Can More Time in Washington Save the Stalled GOP Agenda?
Evan Wilt Religious persecution, missions, Christianity around the world
- 2017 Jul 17
Behind on a laundry list of GOP agenda items, the Senate added two weeks to its legislative calendar—some House colleagues want the same—but running out of time is a symptom of a larger Republican problem.
Senate Republicans are in the middle of a heated healthcare battle, just one item on their docket of unfinished business. Lawmakers need to secure funding for U.S. troops by finalizing the defense authorization act. Republicans and Democrats also need to find a compromise on how to appropriate federal funds for 2018 before the fiscal year ends Sept. 30. The U.S. Treasury has been using special accounting measures to borrow enough money to avoid default. The current debt limit is set at $19.81 trillion, but the Congressional Budget Office predicts by mid-October the Treasury risks defaulting on some of its payments unless Congress raises the debt ceiling.
“Whether you are on the left end of the political spectrum, on the right end, or somewhere in between, it’s difficult to dispute the fact that there’s a lot that needs to be done,” said Sen. Mike Lee, R-Utah.
These are all obligatory, which means Congress has little time to pursue the legislative items President Donald Trump championed on the campaign trail—healthcare, tax reform, rebuilding U.S. infrastructure. Republicans have yet to deliver on a single major legislative victory more than six months into Trump’s presidency.
Trump blames the slow pace on Democrats obstructing everything—and he has a point, especially when it comes to appointments.
The Senate is responsible for confirming hundreds of political appointments to fill executive branch desks. So far, the Senate has confirmed just 48 of Trump’s 197 nominations for federal agencies and only three of his 23 judicial nominations.
Most of the time, for less controversial appointments, the Senate allows members to confirm nominees by a voice vote to save time. But just 10 percent of Trump’s nominations have passed the Senate with a voice vote, while 90 percent of President Barack Obama’s nominees cleared that way. Senate Minority Leader Chuck Schumer, D-N.Y., has demanded to call roll, even for undisputed appointments. The Senate confirmed David Nye as an Idaho federal court judge by a vote of 100-0 on Wednesday after Schumer stalled the process for three days.
“At the current rate, it would take 11 years and four months to confirm the nominees that have to be confirmed by the Senate,” said Sen. Roy Blount, R-Mo. “It is unacceptable and outrageous.
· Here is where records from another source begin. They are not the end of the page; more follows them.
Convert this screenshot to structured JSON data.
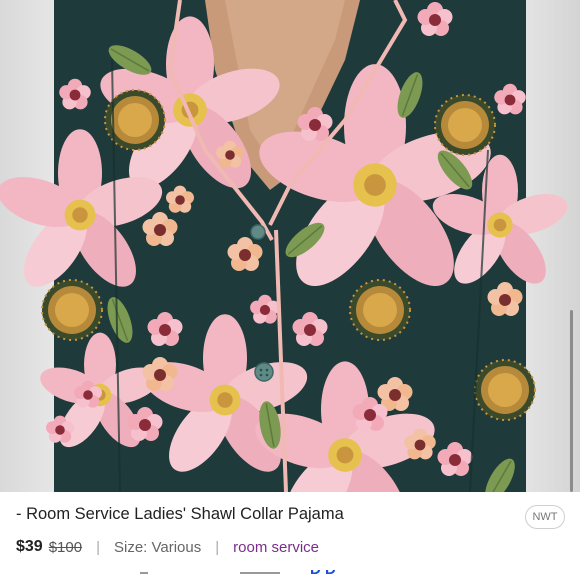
{
  "listing": {
    "title": "- Room Service Ladies' Shawl Collar Pajama",
    "condition_badge": "NWT",
    "price": "$39",
    "original_price": "$100",
    "size": "Size: Various",
    "brand": "room service",
    "separator": "|"
  },
  "image": {
    "subject": "model wearing dark teal floral pajama top with pink piping",
    "colors": {
      "fabric": "#1f3a3a",
      "piping": "#f0b9b3",
      "petal_pink": "#f2b7c2",
      "petal_light": "#f9dde3",
      "flower_center": "#c9953f",
      "leaf": "#7c9a52",
      "skin": "#c89a7a"
    }
  },
  "bottom": {
    "partial_text": "D  D"
  },
  "colors": {
    "accent_link": "#7b2d8b",
    "text": "#222222",
    "muted": "#666666"
  }
}
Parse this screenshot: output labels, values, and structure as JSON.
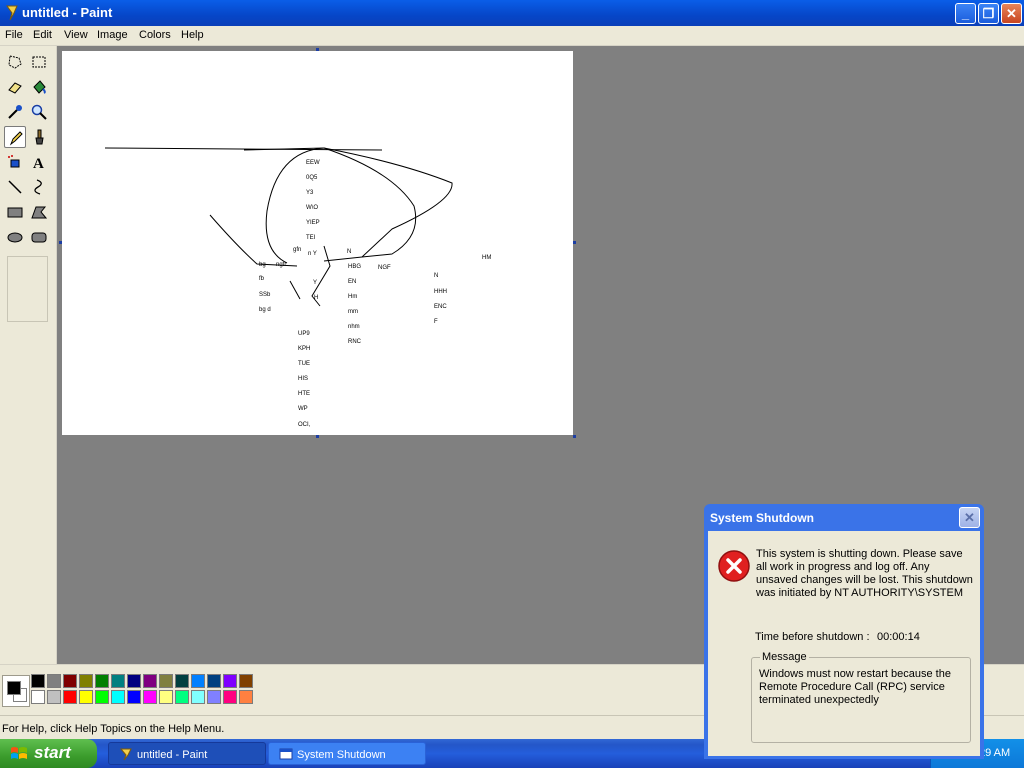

Something has to change.”
Shortening the August recess is good messaging for Republicans who want to appear productive, especially in fulfilling Trump’s campaign promises, but it’s hard to imagine an extra two weeks will catch them up.
Publication date: July 17, 2017